- Do not give into the temptation to take gifts or treats away from your child for bad behavior. Children sometimes act out because they don’t feel they deserve good things. Taking away gifts or treats may reinforce that misconception. Use other natural consequences if needed, or have your child do a “redo” to show that they can respond more appropriately.
- Do your best to limit sugar intake during the celebration. This sounds difficult, but it can be done if you plan ahead for low-sugar and sugar-free alternatives.
- Name the need. When your child is just starting to act up, use wondering aloud to try to name the need the child is experiencing. For example, after the child rejects a gift that you know he actually would like to have, say, “I wonder if you are throwing that gift at against the wall because you don’t think you deserve to have it.” Talk about it more when the child is calm, even if it is later that day or the next day.
- Plan to keep the days following the holiday relaxed. Your child may need a few days to fully calm down and get back into the normal routine after the changes and excitement of a holiday.
Remember that your connection with your child—especially if you are raising a child who has experienced trauma—is crucial, and each interaction you have with your child will probably either strengthen or weaken that connection. So even when your child seems to be deliberately sabotaging a special holiday, do all you can to make the result be the strengthening of your parent-child relationship. Show your child the type of forgiveness God has shown each of us, no matter how many times we’ve sinned, and model God’s love for your child. While it is fine to point out that the negative behavior is not ok, showing your understanding, acceptance, and love of the child during and after the holiday events can make an impact that will be remembered for a lifetime.

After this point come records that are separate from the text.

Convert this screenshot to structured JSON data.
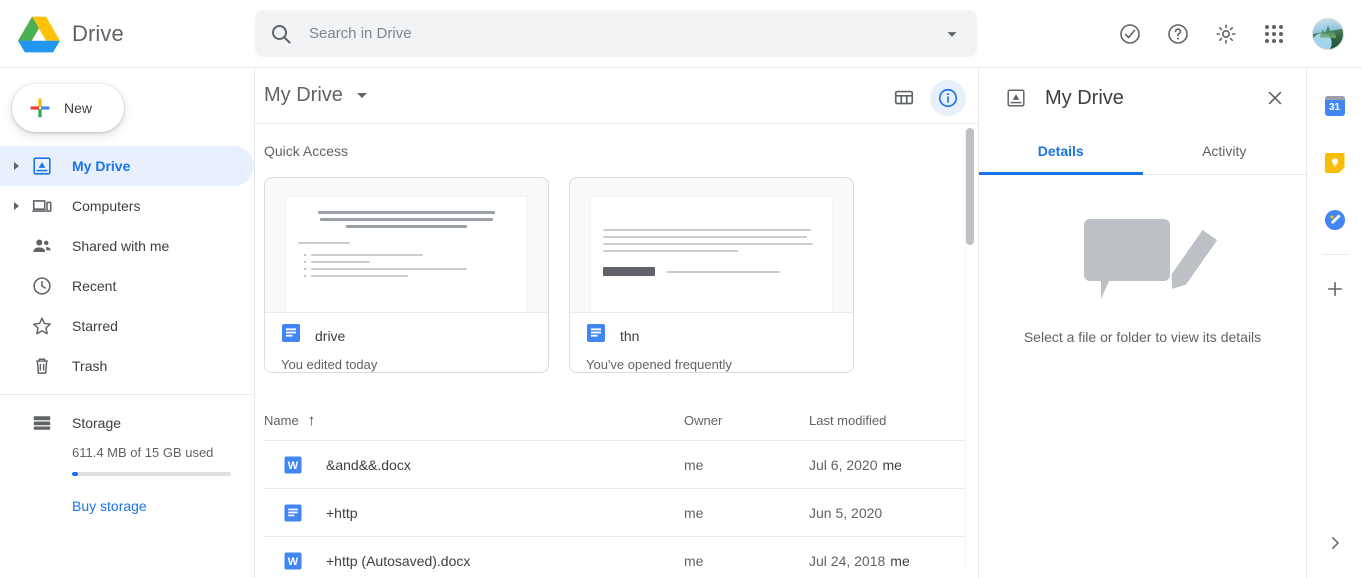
{
  "topbar": {
    "product_name": "Drive",
    "logo_icon": "google-drive-logo",
    "search": {
      "placeholder": "Search in Drive",
      "value": "",
      "icon": "search-icon",
      "options_icon": "chevron-down-icon"
    },
    "icons": [
      {
        "name": "support-icon",
        "label": "Support"
      },
      {
        "name": "help-icon",
        "label": "Help"
      },
      {
        "name": "settings-gear-icon",
        "label": "Settings"
      },
      {
        "name": "google-apps-grid-icon",
        "label": "Google apps"
      }
    ],
    "avatar": {
      "name": "user-avatar",
      "label": "Account"
    }
  },
  "sidebar": {
    "new_button": {
      "label": "New",
      "icon": "plus-icon"
    },
    "items": [
      {
        "label": "My Drive",
        "icon": "my-drive-icon",
        "expandable": true,
        "active": true
      },
      {
        "label": "Computers",
        "icon": "computers-icon",
        "expandable": true,
        "active": false
      },
      {
        "label": "Shared with me",
        "icon": "shared-with-me-icon",
        "expandable": false,
        "active": false
      },
      {
        "label": "Recent",
        "icon": "clock-icon",
        "expandable": false,
        "active": false
      },
      {
        "label": "Starred",
        "icon": "star-icon",
        "expandable": false,
        "active": false
      },
      {
        "label": "Trash",
        "icon": "trash-icon",
        "expandable": false,
        "active": false
      }
    ],
    "storage": {
      "label": "Storage",
      "icon": "storage-icon",
      "usage_text": "611.4 MB of 15 GB used",
      "used_percent": 4,
      "buy_link": "Buy storage",
      "accent_color": "#1a73e8"
    }
  },
  "main": {
    "title": "My Drive",
    "title_caret_icon": "chevron-down-icon",
    "view_toggle_icon": "grid-view-icon",
    "details_toggle_icon": "info-circle-icon",
    "quick_access": {
      "heading": "Quick Access",
      "cards": [
        {
          "name": "drive",
          "subtitle": "You edited today",
          "file_icon": "google-docs-icon",
          "thumb_title": "Ревю на услугата за съхранение и синхронизиране на файлове Google Drive, текстовия процесор Google Docs и приложението за настолни компютри Backup and Sync",
          "thumb_sub": "Предимства:",
          "thumb_bullets": [
            "15 GB безплатен капацитет за съхранение",
            "Лесен за използване",
            "Достъпност от всички устройства по всяко време, включително и офлайн"
          ]
        },
        {
          "name": "thn",
          "subtitle": "You've opened frequently",
          "file_icon": "google-docs-icon",
          "thumb_paragraph": "Участвам в състезание с наградния фонд, в което класирането се базира на одобрения от нерегистрирани потребители. Моите благодарности, ако ме подкрепите като кликнете на следващите линкове. Името им на сайта е бутв. Под всяка публикация в ляво има бутон \"Благодаря\" или \"thanks\", който изглежда така:",
          "thumb_button": "Благодаря",
          "thumb_note": "Просто кликнете върху него. И аз ви благодаря!"
        }
      ]
    },
    "table": {
      "columns": [
        {
          "label": "Name",
          "sort_icon": "arrow-up-icon",
          "sorted": true
        },
        {
          "label": "Owner",
          "sort_icon": "",
          "sorted": false
        },
        {
          "label": "Last modified",
          "sort_icon": "",
          "sorted": false
        }
      ],
      "rows": [
        {
          "name": "&and&&.docx",
          "icon": "word-doc-icon",
          "owner": "me",
          "modified": "Jul 6, 2020",
          "modified_by": "me"
        },
        {
          "name": "+http",
          "icon": "google-docs-icon",
          "owner": "me",
          "modified": "Jun 5, 2020",
          "modified_by": ""
        },
        {
          "name": "+http (Autosaved).docx",
          "icon": "word-doc-icon",
          "owner": "me",
          "modified": "Jul 24, 2018",
          "modified_by": "me"
        }
      ]
    }
  },
  "details_panel": {
    "title": "My Drive",
    "icon": "my-drive-icon",
    "close_icon": "close-icon",
    "tabs": [
      {
        "label": "Details",
        "active": true
      },
      {
        "label": "Activity",
        "active": false
      }
    ],
    "empty_state": {
      "illustration": "speech-bubble-pencil-illustration",
      "text": "Select a file or folder to view its details"
    }
  },
  "right_rail": {
    "apps": [
      {
        "name": "google-calendar-icon",
        "label": "Calendar",
        "badge": "31"
      },
      {
        "name": "google-keep-icon",
        "label": "Keep"
      },
      {
        "name": "google-tasks-icon",
        "label": "Tasks"
      }
    ],
    "add_button": {
      "name": "add-on-plus-icon",
      "label": "+"
    },
    "expand_button": {
      "name": "chevron-right-icon",
      "label": "Show side panel"
    }
  }
}
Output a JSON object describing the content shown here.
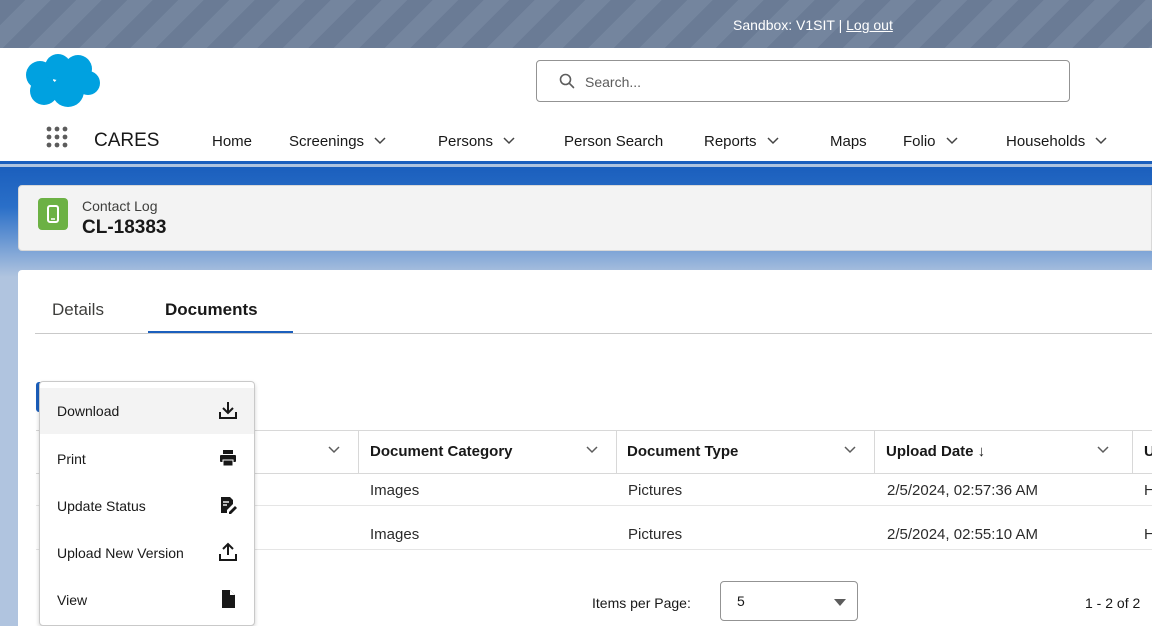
{
  "sandbox": {
    "prefix": "Sandbox: V1SIT | ",
    "logout": "Log out"
  },
  "search": {
    "placeholder": "Search..."
  },
  "nav": {
    "app_name": "CARES",
    "items": [
      {
        "label": "Home",
        "has_menu": false
      },
      {
        "label": "Screenings",
        "has_menu": true
      },
      {
        "label": "Persons",
        "has_menu": true
      },
      {
        "label": "Person Search",
        "has_menu": false
      },
      {
        "label": "Reports",
        "has_menu": true
      },
      {
        "label": "Maps",
        "has_menu": false
      },
      {
        "label": "Folio",
        "has_menu": true
      },
      {
        "label": "Households",
        "has_menu": true
      }
    ]
  },
  "record": {
    "type": "Contact Log",
    "name": "CL-18383"
  },
  "tabs": [
    {
      "label": "Details",
      "active": false
    },
    {
      "label": "Documents",
      "active": true
    }
  ],
  "table": {
    "columns": [
      "Document Category",
      "Document Type",
      "Upload Date ↓",
      "U"
    ],
    "rows": [
      {
        "category": "Images",
        "type": "Pictures",
        "date": "2/5/2024, 02:57:36 AM",
        "extra": "H"
      },
      {
        "category": "Images",
        "type": "Pictures",
        "date": "2/5/2024, 02:55:10 AM",
        "extra": "H"
      }
    ]
  },
  "pagination": {
    "items_label": "Items per Page:",
    "selected": "5",
    "range": "1 - 2 of 2"
  },
  "menu": {
    "items": [
      {
        "label": "Download",
        "icon": "download-icon"
      },
      {
        "label": "Print",
        "icon": "print-icon"
      },
      {
        "label": "Update Status",
        "icon": "edit-document-icon"
      },
      {
        "label": "Upload New Version",
        "icon": "upload-icon"
      },
      {
        "label": "View",
        "icon": "file-icon"
      }
    ]
  },
  "colors": {
    "brand_blue": "#1b5fbd",
    "record_icon_green": "#6cb144",
    "sandbox_bar": "#6a7b95"
  }
}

Jane Mose, MA, is an adoptive mom and former special education teacher who appreciates the opportunity to support other parents and encourage them throughout their parenting journey. She is trained as a Certified Parent Peer Specialist through the State of Wisconsin and as a Trust-Based Relational Intervention (TBRI) Practitioner through the Karen Purvis Institute of Child Development.